My writing has taken a sharp upward turn this month, in volume if not quality! I have joined a writing group and this consists of a health mix of about an hours writing workshop each month, followed by at least 2 hours in a pub 🙂 This group has inspired me to finally dust off the book that was 0.000001% complete and get on with writing properly. I have now written about 2000 words in draft and the imaginative humours are up.

Lastly, I am trying to find ways to move further into the bookish world with a possible, maybe, option, vague plan, thought of doing this more as a job in the future. Writing books is obviously a route to do that, but it is apparent from the number of authors that I follow on Twitter that this is definitely not a street paved with gold or even copper for the vast majority. I am writing a book because I want to… So, maybe there are some articles in me? Maybe there is half a copy-editor in me (ewww) or maybe there is a blend of all 3, plus a few more, that could work? When I started this blog I was dipping a toe into the literary world. Over a year on, I am very glad I started this Journey and I guess my foot is submerged; still writing the blog, going to writing club, writing a book. Wow, this feels good.

One Book List to rule them all

Hello Sunday evening. Where did you creep up from?? Before I give up for the day, I wanted to update you all (or at least the Ether!) I have spent a lot of time with books this weekend and most of it wasn’t with my nose in one. Since I started the blog I have been gradually mining into my book backlog one at a time. Each time I do, I post a next book article, then I blog the review at the end. This double entry for each book takes much of my allocated blog time and I don’t get to blog the other amazing stuff I want to.

This weekend took a huge step towards resolving that. I got all of my unread books out, and I mean ALL. I organised them, then built a book list to beat all other book lists! I created one single list of all of the reading books I have left to read. I interleaved the various genres so that I get variety and I made sure that series were in order (if I have the series that is!) I *think* that there will be 160 books in the list. That’s from now, not from the start of my Quest! I also have some other books in what will become Libraries. Three main ones have been created so far: “Reference”, “Read Then Do” and “A little and Often” The names may change and I will explain all when I have my life back in order.

I’ve got loads of work still to go, including faffing around with pictures. Therefore, I think this is my first every picture-less blog post! The Horror!

I’m going to be getting the new structure in over the next few weeks, or more likely weekends. I will start with the first part of the list so we all know what is coming up, after all, that was the whole point. Then I will get funky with the book pictures I have taken. There will also need to be some updates to The Rules and stuff. It’s all going to be occurring right here, but not now. Now is bed time for Mr.Pocobooc.

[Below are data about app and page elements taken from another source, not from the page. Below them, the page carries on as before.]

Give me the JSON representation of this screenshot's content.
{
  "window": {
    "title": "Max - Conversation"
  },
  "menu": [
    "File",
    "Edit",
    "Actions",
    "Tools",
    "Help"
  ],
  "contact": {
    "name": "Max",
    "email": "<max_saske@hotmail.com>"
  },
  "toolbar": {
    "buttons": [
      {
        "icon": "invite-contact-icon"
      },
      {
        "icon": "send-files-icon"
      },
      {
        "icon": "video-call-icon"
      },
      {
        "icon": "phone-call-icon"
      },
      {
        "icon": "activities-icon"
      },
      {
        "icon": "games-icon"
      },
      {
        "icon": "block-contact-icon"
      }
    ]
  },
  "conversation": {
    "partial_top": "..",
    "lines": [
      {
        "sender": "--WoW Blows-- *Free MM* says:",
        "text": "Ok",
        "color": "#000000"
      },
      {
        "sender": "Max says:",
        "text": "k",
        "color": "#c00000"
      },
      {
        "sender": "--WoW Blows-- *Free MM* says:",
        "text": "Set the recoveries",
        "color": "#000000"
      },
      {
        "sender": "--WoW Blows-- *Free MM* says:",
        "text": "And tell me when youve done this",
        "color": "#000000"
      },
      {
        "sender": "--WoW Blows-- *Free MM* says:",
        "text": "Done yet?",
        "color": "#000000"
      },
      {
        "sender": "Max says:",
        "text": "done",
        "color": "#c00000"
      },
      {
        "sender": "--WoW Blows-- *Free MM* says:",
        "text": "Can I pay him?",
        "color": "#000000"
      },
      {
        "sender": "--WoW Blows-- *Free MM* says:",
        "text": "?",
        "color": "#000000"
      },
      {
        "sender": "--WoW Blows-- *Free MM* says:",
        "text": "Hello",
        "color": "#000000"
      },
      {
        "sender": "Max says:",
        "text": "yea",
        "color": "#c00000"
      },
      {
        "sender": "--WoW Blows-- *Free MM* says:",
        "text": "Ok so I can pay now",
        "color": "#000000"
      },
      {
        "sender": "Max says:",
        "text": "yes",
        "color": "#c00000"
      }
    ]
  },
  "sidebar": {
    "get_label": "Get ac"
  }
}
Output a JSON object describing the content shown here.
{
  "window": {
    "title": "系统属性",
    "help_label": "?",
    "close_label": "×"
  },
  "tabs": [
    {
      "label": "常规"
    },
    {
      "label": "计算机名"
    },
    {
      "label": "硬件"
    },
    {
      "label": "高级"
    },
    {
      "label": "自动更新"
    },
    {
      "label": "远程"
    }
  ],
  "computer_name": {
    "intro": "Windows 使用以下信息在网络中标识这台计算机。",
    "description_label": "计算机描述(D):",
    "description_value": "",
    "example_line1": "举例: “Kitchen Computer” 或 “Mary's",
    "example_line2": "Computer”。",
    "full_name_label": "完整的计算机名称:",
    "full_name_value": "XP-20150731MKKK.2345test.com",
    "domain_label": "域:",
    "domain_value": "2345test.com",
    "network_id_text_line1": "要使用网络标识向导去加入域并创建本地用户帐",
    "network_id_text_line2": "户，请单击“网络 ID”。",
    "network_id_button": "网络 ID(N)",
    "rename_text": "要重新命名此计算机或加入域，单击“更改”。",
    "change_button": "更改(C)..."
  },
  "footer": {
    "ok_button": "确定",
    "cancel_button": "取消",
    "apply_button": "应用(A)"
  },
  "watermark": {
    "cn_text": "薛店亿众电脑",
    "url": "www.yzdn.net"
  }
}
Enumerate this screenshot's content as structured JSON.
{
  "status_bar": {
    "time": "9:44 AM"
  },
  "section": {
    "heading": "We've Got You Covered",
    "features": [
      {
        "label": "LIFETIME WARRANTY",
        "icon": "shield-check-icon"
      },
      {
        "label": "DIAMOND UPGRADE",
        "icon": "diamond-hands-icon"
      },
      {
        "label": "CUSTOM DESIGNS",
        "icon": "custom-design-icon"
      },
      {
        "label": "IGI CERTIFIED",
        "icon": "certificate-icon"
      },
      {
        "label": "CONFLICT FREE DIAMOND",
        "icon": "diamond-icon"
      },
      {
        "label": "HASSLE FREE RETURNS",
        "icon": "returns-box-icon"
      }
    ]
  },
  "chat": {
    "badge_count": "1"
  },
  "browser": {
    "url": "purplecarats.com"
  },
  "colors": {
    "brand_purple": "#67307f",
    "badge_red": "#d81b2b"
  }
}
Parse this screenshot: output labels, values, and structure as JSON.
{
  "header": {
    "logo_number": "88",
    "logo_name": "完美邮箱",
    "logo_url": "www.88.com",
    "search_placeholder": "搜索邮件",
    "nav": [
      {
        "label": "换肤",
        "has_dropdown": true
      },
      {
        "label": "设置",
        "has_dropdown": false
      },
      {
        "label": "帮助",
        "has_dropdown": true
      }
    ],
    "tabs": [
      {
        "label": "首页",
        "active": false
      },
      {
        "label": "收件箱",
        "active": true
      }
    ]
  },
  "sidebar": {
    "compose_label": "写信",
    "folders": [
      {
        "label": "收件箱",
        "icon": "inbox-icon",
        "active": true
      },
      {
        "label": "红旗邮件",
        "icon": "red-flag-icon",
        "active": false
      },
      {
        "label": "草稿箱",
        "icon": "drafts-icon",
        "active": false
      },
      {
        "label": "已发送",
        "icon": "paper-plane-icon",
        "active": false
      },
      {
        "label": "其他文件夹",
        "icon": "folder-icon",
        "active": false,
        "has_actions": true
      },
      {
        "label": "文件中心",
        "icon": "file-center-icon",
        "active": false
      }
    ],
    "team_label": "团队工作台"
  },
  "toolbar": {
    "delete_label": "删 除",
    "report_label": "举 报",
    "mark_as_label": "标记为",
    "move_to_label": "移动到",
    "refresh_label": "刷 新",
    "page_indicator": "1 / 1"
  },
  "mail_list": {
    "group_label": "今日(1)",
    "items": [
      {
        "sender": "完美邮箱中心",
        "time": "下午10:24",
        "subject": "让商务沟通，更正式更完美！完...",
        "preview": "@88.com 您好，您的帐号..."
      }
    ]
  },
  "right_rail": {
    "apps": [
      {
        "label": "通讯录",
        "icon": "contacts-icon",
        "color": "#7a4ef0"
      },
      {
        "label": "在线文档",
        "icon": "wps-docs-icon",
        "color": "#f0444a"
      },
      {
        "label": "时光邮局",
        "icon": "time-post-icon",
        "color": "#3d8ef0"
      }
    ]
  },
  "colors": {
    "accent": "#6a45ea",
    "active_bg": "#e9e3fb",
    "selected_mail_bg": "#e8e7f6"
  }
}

Nighty night all.

Next Book – The Year of Reading Dangerously by Andy Miller


So, those of you on Twitter might have noticed that I have already started this book?? Apart from an expectation that there was going to be quite a few parallels with what I’m doing and what Andy Miller did, I had no idea what to expect from this book. I’m about a fifth of the way in and finding it quite a surreal read for many reasons. I will save the commentary for my review of the book. Onwards…